GAINESVILLE, Fla. University of Florida researchers have learned more about how smallpox conducts its deadly business discoveries that may reveal as much about the human immune system as they do about one of the world's most feared pathogens.
In findings to be published this week in the online early edition of the Proceedings of the National Academy of Sciences, scientists describe how they looked at all of the proteins produced by the smallpox virus in concert with human proteins, and discovered one particular interaction that disables one of the body's first responders to injury inflammation.
"This virus that has killed more humans than any other contains secrets about how the human immune system works," said Grant McFadden, Ph.D., a professor of molecular genetics and microbiology at the College of Medicine and a member of the UF Genetics Institute. "I'm always amazed at how sophisticated these pathogens are, and every time we look, they have something new to teach us about the human immune system."
With researchers from the University of Alberta, the Centers for Disease Control and Prevention and a private company called Myriad Genetics, UF researchers for the first time systematically screened the smallpox proteome the entire complement of new proteins produced by the virus during interactions with proteins from human DNA.
These protein-on-protein interactions resulted in a particularly devastating pairing between a viral protein called G1R and a human protein called human nuclear factor kappa-B1, which is believed to play a role in the growth and survival of both healthy cells and cancer cells by activating genes involved in immune responses and inflammation.

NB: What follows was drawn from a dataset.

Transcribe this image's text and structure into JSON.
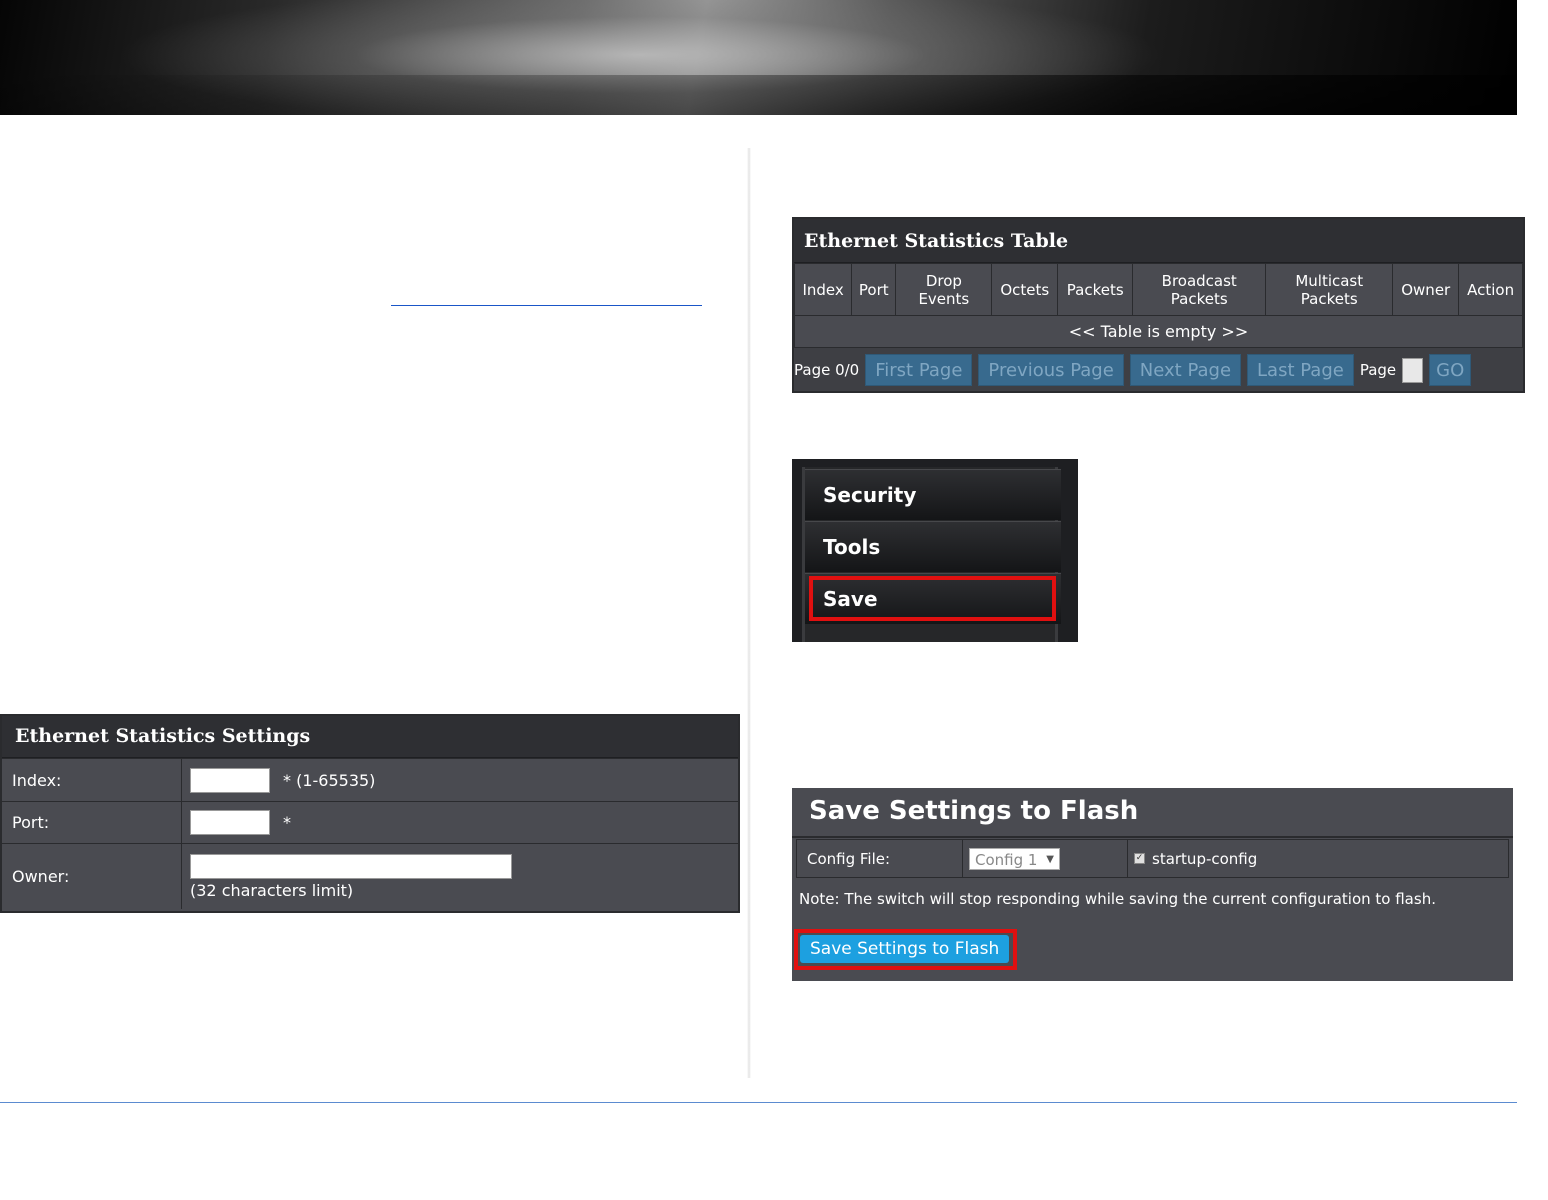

"One of the strategies of the virus is to inhibit inflammation pathways, and this interaction is an inhibitor of human inflammation such that we have never seen before," McFadden said. "This helps explain some of the mechanisms that contribute
|Contact: John Pastor|
University of Florida